What is needed.
Calculate how many lines in the following records hold the word "subtitle", and report that number without comment.

Data entries:
◇ ◇ ◇ ◇ ◇

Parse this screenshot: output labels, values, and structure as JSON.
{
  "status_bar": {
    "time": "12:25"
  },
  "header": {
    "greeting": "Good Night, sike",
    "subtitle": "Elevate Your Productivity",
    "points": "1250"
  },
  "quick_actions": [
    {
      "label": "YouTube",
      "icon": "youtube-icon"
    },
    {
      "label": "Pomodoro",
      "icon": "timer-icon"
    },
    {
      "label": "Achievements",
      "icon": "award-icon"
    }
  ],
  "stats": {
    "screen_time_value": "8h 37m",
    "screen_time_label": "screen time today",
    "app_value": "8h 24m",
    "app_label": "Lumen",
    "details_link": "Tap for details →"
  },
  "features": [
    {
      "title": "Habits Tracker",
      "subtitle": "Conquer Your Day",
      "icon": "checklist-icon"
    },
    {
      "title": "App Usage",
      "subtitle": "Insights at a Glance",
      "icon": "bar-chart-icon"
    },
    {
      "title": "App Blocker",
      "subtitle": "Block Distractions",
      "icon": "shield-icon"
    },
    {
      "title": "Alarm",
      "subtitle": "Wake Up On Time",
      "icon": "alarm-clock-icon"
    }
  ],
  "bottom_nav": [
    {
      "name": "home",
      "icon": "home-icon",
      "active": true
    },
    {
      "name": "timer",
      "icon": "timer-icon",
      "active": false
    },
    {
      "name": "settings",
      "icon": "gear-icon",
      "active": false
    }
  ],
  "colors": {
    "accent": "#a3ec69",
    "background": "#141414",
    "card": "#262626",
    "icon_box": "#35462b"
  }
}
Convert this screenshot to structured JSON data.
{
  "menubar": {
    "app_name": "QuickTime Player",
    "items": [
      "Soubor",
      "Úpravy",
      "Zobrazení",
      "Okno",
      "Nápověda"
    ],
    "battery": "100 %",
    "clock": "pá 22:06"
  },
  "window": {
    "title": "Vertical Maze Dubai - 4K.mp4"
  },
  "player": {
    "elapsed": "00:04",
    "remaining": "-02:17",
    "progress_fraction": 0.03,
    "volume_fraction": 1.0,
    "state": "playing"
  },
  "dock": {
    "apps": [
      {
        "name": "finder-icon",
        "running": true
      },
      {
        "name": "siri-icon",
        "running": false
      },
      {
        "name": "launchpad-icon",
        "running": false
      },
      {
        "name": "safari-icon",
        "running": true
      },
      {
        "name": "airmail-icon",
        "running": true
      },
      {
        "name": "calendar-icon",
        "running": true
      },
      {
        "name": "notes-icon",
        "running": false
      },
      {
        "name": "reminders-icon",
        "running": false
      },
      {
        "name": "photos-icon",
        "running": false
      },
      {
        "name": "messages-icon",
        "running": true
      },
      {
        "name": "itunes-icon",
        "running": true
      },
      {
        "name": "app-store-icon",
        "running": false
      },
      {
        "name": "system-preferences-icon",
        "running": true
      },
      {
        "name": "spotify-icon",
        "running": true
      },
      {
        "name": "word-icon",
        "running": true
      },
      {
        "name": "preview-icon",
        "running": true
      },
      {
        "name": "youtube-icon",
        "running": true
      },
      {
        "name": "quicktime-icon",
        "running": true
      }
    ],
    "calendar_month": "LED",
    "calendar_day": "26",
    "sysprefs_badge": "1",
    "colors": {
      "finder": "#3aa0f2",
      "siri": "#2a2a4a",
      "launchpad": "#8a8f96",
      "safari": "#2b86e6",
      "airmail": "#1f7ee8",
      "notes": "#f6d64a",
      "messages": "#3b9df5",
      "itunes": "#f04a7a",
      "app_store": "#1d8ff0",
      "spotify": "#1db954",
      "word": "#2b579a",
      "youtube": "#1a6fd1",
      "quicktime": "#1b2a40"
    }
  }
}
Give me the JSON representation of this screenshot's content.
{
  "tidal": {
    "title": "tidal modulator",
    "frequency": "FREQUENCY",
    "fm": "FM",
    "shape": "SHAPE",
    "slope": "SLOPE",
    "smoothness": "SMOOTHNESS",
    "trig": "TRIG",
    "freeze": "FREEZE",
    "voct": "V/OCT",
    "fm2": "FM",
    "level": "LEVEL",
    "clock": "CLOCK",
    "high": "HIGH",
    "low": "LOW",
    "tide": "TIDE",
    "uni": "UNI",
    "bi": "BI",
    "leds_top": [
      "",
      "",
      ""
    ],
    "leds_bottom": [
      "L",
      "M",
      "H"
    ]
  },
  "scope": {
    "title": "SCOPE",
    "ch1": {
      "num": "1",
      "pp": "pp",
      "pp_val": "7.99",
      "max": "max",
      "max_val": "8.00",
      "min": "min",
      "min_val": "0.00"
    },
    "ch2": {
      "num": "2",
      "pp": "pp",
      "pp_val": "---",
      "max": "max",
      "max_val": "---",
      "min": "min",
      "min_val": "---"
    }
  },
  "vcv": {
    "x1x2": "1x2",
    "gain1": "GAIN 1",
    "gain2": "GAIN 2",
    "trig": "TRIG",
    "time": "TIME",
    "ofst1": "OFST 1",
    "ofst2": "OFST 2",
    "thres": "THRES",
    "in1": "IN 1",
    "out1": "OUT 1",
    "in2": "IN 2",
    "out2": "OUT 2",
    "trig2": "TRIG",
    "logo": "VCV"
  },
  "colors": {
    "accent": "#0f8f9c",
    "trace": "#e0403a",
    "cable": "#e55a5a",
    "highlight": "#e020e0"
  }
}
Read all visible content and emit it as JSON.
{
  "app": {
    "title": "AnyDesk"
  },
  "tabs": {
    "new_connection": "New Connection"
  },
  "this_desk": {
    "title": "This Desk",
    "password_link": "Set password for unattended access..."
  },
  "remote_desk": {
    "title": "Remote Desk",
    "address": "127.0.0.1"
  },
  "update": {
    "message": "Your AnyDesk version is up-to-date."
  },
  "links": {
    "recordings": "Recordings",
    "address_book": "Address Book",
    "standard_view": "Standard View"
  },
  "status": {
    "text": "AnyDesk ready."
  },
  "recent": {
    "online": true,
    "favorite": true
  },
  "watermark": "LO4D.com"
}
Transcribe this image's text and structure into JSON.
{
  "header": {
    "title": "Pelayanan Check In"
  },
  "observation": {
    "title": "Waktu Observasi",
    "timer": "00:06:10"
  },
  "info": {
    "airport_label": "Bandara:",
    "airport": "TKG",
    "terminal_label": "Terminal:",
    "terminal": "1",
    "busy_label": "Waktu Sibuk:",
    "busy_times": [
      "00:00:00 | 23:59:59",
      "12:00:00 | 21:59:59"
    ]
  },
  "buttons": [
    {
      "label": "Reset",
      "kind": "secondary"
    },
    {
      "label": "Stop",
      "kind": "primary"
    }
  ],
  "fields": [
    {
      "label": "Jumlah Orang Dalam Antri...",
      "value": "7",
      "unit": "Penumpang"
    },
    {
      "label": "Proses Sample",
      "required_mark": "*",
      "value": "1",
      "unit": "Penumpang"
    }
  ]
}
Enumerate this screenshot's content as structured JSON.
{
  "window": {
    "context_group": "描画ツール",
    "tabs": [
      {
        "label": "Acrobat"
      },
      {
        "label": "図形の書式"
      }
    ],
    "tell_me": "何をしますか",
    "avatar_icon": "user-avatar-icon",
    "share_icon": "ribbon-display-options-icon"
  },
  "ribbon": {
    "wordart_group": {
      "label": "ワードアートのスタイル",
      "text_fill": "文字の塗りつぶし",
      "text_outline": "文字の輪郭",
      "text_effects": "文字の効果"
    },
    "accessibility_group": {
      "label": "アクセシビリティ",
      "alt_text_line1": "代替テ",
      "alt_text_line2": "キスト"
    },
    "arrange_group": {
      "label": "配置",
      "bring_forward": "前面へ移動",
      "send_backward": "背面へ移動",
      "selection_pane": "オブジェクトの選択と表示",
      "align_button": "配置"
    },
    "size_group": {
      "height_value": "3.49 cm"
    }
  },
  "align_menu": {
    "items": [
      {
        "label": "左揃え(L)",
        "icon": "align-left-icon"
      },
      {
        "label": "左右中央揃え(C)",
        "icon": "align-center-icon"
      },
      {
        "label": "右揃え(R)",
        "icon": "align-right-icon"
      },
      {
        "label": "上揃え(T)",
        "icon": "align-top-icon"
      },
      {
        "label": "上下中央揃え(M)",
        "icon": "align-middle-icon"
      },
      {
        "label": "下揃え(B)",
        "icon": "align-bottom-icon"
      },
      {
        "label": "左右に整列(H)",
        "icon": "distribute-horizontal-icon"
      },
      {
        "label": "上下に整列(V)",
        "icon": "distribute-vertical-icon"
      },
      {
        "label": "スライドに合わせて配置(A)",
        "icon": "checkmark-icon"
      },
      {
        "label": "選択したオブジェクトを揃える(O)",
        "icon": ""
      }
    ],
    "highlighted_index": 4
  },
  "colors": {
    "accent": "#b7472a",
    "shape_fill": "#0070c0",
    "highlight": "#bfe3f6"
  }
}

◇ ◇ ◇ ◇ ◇

Exercise solution.
5